In a year the Cannes Film Festival has been all but universally roasted for its dubious inclusions in the Official Competition, Michel Franco’s Chronic is handily the worst.
David (Tim Roth), a bedside home nurse for terminally ill patients, is a strange character. While apparently devoted to his patients, he appears not to have any close, meaningful relationships. He is also a compulsive liar: after Sarah (the first patient he treats throughout the film) dies from AIDS-related complications, he goes to a bar that evening, and a couple he meets asks him if he is married. He proceeds to explain that his wife, Sarah, has died from AIDS, and uses the details of this patient’s life as a means of adding weight to his own. Once he starts to care for John, a stroke victim who spews expletives at his family and spends the rest of his time watching pornography that he calls “art,” David lies that he is the brother of this former architect, as he visits a bookstore to research his work.
After nursing John for what seems like a week (the film’s pacing is unclear about how much time has passed), he is sat down by his agency, and told that John’s family wants to sue him for sexual harassment.

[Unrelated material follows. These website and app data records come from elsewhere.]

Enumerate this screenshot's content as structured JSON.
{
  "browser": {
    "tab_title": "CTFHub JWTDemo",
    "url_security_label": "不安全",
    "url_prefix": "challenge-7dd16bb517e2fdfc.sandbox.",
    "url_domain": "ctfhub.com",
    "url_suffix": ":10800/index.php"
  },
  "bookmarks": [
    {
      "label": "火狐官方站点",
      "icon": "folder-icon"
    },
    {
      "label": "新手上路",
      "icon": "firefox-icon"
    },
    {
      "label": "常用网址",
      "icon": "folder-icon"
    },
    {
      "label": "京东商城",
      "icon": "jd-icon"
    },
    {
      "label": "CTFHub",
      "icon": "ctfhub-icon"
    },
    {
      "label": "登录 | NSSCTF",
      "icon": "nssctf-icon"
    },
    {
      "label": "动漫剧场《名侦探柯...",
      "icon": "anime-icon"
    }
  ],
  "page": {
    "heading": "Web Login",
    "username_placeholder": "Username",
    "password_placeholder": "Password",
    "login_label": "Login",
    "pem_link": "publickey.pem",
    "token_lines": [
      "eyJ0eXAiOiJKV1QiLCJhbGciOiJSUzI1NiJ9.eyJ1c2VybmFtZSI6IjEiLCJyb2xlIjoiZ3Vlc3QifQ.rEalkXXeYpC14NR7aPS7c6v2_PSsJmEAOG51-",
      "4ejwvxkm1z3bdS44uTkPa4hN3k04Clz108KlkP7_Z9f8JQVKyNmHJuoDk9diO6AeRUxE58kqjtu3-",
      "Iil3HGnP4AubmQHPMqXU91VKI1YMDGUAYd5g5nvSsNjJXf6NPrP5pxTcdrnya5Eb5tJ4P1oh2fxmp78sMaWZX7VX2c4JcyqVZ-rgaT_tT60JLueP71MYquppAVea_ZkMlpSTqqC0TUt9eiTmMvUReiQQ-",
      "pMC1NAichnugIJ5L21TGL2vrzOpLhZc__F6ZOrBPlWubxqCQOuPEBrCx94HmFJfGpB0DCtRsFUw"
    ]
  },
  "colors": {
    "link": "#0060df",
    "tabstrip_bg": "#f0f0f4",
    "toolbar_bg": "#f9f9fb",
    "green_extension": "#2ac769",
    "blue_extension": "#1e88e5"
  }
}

They cite an iPad full of porn, David’s insistence on sending his co-workers home so he can work double shifts, and an instance where John had an erection as David bathed him as their reasons for believing that David is sexually manipulating John. The film takes no definitive stance on whether or not he is guilty of these accusations, though there is one shot where, as he showers John, his gaze focuses on John’s genitals longer than would be appropriate.
Told not to contact or visit John’s family anymore, he reunites with a former colleague who refers him to Martha (Robin Bartlett), a woman in her sixties who is undergoing chemotherapy and needs a nurse who can taxi her to her treatments. When they meet, she wonders why he is willing to assist her for such little pay, and he explains that he was let go from his previous position. After taking her on a few outings to see her doctor, as they sit on her couch and watch some television, she vomits all over herself (a symptom of the chemotherapy). While he removes her shirt and cleans her up, with her arms covering her breasts, she tells him she is aware that he is being sued for sexual harassment. She continues to reveal that she knows that his son died a few years ago, and without stating it explicitly, she implies that she also knows he assisted in euthanizing him.
Before long, Martha is back at her doctor, and her prognosis is negative. In spite of undergoing treatment, her cancer has metastasized, and she is encouraged to suffer another round of chemotherapy, though that is likely not going to save her. Martha is tired; she just wants to die, and is deliberate in her pleas for David to assist in her suicide.
Michel Franco is meticulously inclusive of every in-vogue, clichéd characteristic of an emerging “New Austerity” movement. The entirety of the film is alternately shot in artless static medium and long shots, not one beat of extra-diagetic usage of music plays in the film, and its actors utter nothing but deadpan, monotonous deliveries of its sparing dialogue. None of these are inherently wrong stylistic choices, but the absence of any tension to punctuate its misery only fosters apathy, and is just simply sadistic. Worst of all, as if his chosen formalism were not bad enough, is that his depiction of his characters’ treatment is completely sanitized of any empathy or human emotion.
If the extreme detachment of Franco’s film is unintentional, this is, at best, incompetent filmmaking that has nothing to say. But it seems more likely that Chronic exists solely to exalt utter nihilism (a concept still less vacuous than this) for the sake of provocation. And if that is his vision, then his decision to embrace astringence in his analysis of such sensitive subject matter is outrageously offensive and infuriatingly despicable.